Lawyers make strategic decisions like this one all the time, but the difference here is that we would expect, reasonably in my opinion, less gamesmanship from the administration, if for no other reason than that private sector lawyers generally speaking are not asserting a rationale for exective authority. Perhaps the administration's approach is best explained by the "law as another form of politics" notion. If there's one thing this adminstration has been consistent about, it's that politics trumps everything so that the notions of professionalism and the like are cast aside. So it would make sense to treat legal manouevering as just that--another stylized form of gamesmanship. (As an aside, I think I if was Rove, I'd make sure I checked my legal gamesmanship out with a DOJ careerist beforehand.) I think the interesting question is the internal legal system question of how a careerist who takes legal culture seriously will resolve the dilemma between a predisposition to take the government seriously and a gnawing sense that the government might be playing a cynical game. Lutting may be a harbinger of how this conflict will play out.

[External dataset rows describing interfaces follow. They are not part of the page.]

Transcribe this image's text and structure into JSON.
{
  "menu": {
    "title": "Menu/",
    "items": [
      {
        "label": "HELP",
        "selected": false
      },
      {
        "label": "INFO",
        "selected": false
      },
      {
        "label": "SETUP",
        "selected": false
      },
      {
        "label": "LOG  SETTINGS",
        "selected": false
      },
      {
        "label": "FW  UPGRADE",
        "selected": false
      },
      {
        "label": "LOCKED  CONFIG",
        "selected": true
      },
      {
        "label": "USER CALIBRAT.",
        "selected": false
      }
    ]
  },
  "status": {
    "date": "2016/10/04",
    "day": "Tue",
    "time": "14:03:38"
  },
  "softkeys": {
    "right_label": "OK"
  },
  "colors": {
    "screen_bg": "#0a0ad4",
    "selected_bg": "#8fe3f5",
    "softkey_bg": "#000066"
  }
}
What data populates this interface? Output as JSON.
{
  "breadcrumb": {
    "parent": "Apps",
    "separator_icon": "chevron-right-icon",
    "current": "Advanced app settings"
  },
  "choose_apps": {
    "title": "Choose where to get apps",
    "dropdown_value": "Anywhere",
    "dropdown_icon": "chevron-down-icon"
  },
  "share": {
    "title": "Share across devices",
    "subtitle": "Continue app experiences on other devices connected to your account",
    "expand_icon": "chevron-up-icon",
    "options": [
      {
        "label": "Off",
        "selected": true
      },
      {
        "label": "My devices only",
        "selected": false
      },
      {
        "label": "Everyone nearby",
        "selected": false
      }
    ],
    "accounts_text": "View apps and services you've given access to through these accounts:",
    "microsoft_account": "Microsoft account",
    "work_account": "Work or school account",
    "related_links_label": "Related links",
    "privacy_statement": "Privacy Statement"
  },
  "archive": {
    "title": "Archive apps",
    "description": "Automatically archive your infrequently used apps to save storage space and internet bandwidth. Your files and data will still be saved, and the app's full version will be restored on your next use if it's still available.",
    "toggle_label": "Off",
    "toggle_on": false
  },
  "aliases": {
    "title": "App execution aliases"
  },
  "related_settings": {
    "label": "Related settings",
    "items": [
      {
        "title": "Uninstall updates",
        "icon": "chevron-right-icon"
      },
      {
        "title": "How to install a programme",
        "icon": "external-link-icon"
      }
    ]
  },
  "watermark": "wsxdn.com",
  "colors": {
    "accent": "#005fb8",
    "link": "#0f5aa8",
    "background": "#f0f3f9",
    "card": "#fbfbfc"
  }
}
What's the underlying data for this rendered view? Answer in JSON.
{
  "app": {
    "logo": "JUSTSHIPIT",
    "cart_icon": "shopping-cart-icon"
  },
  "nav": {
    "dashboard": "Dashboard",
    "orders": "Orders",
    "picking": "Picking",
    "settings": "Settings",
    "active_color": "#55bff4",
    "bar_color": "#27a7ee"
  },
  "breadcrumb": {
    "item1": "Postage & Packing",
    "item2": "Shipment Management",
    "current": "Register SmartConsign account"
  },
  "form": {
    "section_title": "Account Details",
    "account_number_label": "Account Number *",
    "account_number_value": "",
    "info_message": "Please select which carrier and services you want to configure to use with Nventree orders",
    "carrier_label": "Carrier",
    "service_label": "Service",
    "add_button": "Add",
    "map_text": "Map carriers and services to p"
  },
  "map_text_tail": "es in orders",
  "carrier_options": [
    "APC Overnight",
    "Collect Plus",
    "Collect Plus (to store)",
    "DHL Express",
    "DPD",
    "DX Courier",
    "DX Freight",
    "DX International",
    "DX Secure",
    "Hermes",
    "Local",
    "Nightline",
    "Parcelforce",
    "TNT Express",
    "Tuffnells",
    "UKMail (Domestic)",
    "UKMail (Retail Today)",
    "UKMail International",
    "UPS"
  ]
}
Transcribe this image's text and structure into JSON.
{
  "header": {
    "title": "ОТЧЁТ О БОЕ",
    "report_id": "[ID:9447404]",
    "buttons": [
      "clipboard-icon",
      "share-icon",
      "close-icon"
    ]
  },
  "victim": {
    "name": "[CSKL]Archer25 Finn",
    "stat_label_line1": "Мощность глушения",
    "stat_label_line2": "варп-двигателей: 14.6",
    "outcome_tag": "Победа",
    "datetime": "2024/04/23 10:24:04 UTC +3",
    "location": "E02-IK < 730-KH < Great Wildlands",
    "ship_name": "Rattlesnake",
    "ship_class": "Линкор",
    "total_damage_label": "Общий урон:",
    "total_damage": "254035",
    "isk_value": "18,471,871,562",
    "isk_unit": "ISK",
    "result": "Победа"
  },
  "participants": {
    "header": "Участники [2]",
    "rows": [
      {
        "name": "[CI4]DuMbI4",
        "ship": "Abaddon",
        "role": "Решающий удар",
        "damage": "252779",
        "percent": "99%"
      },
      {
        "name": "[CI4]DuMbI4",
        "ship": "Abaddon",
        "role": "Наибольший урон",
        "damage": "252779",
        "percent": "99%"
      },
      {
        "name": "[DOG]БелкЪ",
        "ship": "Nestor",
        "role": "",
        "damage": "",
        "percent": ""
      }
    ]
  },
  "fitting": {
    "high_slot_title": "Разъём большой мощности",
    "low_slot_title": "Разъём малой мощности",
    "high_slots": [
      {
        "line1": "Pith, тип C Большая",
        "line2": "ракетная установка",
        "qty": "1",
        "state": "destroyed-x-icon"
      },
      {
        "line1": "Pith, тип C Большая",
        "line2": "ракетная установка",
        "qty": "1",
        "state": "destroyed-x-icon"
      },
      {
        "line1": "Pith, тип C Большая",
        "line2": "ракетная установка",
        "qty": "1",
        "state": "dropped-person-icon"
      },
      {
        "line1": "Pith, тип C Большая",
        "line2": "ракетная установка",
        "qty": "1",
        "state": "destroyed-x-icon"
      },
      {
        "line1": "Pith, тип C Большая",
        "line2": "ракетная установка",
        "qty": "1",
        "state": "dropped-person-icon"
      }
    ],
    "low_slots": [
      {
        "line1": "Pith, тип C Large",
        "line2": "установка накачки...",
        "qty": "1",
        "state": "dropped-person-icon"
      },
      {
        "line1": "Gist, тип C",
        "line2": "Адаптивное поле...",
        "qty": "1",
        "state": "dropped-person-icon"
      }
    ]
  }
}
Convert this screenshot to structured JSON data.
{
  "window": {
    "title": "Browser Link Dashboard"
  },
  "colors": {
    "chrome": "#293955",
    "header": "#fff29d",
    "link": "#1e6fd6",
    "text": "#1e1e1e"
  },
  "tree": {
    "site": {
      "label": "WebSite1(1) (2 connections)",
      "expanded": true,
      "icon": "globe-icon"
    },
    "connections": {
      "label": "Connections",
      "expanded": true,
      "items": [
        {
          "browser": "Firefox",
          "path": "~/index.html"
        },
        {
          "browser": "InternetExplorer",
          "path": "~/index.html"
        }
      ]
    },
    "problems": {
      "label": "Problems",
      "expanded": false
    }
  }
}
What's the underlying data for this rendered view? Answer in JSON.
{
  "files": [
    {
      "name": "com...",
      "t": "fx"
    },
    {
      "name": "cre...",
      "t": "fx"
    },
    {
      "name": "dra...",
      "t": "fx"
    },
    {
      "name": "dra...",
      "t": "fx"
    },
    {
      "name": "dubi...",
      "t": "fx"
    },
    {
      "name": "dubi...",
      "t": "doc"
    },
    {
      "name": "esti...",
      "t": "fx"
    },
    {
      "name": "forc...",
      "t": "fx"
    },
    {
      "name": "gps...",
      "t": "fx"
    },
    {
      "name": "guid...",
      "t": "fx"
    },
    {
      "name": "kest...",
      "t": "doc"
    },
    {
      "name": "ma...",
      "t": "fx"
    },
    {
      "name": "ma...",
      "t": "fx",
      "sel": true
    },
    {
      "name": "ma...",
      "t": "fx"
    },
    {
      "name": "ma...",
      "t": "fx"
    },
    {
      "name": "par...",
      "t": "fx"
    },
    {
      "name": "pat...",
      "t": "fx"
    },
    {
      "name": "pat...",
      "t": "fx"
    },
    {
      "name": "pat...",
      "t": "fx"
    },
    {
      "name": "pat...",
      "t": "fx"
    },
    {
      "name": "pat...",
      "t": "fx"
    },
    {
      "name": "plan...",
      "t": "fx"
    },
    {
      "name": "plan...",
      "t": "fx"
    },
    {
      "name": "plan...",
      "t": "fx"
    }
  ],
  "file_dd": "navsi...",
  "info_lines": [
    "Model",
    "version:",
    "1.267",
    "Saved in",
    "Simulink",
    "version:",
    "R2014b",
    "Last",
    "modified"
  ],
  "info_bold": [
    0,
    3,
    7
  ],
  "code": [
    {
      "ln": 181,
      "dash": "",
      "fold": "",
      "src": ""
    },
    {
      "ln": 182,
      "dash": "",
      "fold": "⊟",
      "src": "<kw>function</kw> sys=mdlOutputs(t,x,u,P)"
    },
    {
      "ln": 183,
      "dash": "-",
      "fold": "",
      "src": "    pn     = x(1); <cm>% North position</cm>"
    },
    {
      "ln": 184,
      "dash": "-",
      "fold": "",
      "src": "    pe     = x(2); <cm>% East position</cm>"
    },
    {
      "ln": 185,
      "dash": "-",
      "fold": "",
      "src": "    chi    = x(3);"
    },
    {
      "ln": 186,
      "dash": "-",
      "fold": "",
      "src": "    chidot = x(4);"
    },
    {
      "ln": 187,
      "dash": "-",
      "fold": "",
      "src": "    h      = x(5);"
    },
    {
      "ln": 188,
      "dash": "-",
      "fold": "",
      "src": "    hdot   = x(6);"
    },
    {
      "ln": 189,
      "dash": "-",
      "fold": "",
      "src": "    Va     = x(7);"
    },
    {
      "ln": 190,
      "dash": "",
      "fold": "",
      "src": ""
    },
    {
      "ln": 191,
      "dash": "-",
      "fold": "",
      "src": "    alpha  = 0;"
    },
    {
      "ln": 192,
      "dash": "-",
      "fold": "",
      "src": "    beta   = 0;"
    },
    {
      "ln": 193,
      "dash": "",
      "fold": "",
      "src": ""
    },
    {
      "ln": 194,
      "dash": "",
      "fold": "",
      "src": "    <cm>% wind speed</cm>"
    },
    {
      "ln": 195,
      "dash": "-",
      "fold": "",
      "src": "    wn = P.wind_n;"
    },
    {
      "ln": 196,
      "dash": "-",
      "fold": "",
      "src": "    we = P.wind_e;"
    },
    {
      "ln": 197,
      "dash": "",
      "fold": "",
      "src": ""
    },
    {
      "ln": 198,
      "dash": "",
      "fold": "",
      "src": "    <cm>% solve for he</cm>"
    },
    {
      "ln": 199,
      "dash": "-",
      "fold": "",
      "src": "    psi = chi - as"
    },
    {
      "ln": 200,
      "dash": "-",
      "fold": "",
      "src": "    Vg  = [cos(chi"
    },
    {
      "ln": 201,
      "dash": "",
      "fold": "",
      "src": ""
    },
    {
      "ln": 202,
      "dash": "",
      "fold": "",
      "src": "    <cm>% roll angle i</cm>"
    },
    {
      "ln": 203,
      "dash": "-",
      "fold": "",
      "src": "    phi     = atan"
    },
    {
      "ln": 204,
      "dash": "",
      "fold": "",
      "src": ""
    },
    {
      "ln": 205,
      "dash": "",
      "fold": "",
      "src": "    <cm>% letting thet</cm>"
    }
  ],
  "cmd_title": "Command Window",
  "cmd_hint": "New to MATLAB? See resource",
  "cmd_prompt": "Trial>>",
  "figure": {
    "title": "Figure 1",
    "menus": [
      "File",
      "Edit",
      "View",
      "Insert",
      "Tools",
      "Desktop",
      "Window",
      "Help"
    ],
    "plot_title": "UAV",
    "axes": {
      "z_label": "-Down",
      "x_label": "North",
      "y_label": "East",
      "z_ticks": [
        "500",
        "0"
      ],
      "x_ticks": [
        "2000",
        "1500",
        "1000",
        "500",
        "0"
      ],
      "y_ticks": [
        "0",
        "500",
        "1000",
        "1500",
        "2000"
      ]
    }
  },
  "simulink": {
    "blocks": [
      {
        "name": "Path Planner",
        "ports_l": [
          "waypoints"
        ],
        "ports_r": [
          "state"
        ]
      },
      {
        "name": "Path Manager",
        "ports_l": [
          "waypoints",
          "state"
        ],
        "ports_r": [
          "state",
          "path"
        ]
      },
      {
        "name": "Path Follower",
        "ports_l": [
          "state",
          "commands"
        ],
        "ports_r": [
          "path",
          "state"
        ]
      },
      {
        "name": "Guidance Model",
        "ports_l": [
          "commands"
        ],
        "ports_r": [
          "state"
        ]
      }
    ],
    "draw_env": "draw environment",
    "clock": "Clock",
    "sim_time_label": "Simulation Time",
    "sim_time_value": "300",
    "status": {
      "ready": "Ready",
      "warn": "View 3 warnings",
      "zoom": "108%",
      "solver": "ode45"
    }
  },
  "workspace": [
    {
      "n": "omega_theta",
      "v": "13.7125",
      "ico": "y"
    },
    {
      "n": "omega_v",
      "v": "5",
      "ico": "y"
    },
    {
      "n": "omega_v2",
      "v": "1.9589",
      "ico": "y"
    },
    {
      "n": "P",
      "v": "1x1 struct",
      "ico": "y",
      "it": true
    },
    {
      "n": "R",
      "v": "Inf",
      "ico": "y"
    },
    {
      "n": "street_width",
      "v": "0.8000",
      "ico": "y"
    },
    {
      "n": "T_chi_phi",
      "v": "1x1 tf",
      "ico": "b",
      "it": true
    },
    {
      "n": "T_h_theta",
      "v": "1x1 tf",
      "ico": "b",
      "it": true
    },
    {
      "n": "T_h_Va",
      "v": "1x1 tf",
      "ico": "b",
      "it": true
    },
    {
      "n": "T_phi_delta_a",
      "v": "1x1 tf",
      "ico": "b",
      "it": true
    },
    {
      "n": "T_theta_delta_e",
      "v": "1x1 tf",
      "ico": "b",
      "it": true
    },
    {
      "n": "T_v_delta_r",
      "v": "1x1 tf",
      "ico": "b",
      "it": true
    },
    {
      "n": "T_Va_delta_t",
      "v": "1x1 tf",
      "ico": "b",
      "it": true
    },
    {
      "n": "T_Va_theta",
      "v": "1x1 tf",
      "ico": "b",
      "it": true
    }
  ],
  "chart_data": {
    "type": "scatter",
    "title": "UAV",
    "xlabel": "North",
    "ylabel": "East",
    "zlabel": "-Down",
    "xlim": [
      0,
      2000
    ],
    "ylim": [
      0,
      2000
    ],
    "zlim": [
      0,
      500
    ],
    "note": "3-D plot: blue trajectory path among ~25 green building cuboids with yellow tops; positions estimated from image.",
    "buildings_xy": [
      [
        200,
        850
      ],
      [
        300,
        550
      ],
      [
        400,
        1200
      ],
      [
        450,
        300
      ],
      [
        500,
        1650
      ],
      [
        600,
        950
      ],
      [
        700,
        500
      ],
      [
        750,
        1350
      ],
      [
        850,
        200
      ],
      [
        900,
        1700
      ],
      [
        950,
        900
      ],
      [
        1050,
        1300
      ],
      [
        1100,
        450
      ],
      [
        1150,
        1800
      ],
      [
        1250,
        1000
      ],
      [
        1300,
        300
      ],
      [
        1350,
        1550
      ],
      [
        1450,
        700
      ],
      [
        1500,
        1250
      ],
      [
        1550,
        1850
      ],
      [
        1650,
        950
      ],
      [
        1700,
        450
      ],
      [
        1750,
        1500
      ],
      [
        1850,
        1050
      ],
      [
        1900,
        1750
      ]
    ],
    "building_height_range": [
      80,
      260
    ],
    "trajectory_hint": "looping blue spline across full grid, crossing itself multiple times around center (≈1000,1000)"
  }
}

Posted by: sparky | Dec 22, 2005 10:50:32 AM
Will -- Just vis-a-vis the meaning of the AUMF, interesting aspects of the debate were previewed earlier this year in the Harvard Law Review, thanks to Jack Goldsmith and Curtis Bradley's article on "Congressional Authorization and the War on Terrorism," and the various responses (and rejoinder) thereto.
What gets me is the "heads I win, tails you lose" quality of the argument. Either the AUMF authorizes everything, or it _can't_ (the necessary conclusion if the President's authority in this field is constitutionally inherent). Thus, a separate, yet equally important debate here is how much a use of force authorization/declaration of war actually authorizes. The answer, at least before Hamdi, was "not much." Now, it's at least slightly less clear.
Posted by: Steve Vladeck | Dec 22, 2005 2:22:33 PM